The “lower town”, the Baixa (pronounced Bye-sha), is at the heart of Lisbon. It was the product of a single phase of building, carried out in less than a decade by the dictatorial minister, the Marquês de Pombal, in the wake of the earthquake that destroyed much of Lisbon in 1755. At the southern, waterfront end of the Baixa, the Praça do Comércio was the climax to Pombal’s design, surrounded by classical buildings and centred on an exuberant bronze of Dom José – the reigning monarch during the earthquake and the capital’s rebuilding. The metro station is named Terreiro do Paço, after the royal palace (paço) that once stood on this spot – the original steps still lead up from the river. Ironically, Portugal’s royals came to a sticky end in the square; in 1908, alongside what was then the Central Post Office, King Carlos I and his eldest son were shot and killed, clearing the way for the declaration of the Republic two years later. Nowadays the square is one of the city’s main venues for New Year’s Eve festivities.
North of Praça do Comércio, the largely pedestrianized Rua Augusta is marked by a huge arch, Arco da Rua Augusta, depicting statues of historical figures, including Pombal and Vasco da Gama. Pombal named the streets of the Baixa grid after the traditional crafts and businesses once carried out here, such as Rua da Prata (Silversmiths’ Street), Rua dos Sapateiros (Cobblers’ Street) and Rua do Comércio (Commercial Street). Although the trades have largely disappeared, tiled Art Deco shopfronts and elaborately decorated pastelarias still survive, while Rua da Conceição retains its shops selling beads and sequins.
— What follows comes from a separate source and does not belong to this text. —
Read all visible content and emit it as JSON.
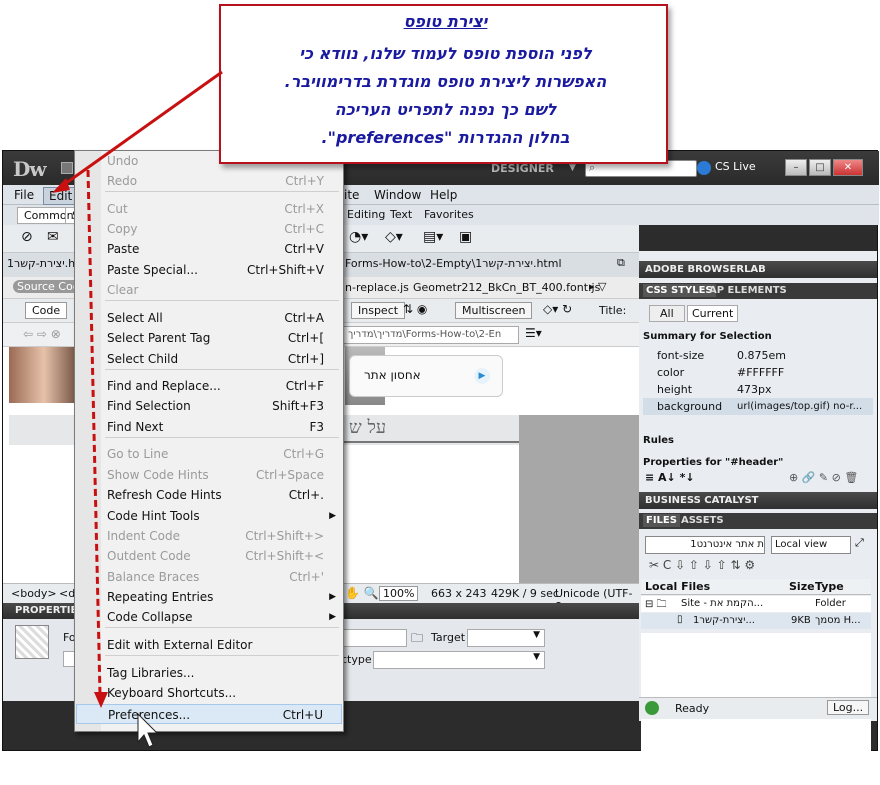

At the western end of Rua de Santa Justa in the upper reaches of the Baixa, it’s hard to avoid Raul Mésnier’s Elevador de Santa Justa, one of the city’s most eccentric structures. Built in 1902 by a disciple of Eiffel, a giant lift whisks you 32m up the innards of a latticework metal tower before depositing you on a platform high above the Baixa. The exit at the top of the elevador – which leads out beside the Bairro Alto’s Convento do Carmo – is below the rooftop café, which has great views over the city.Read More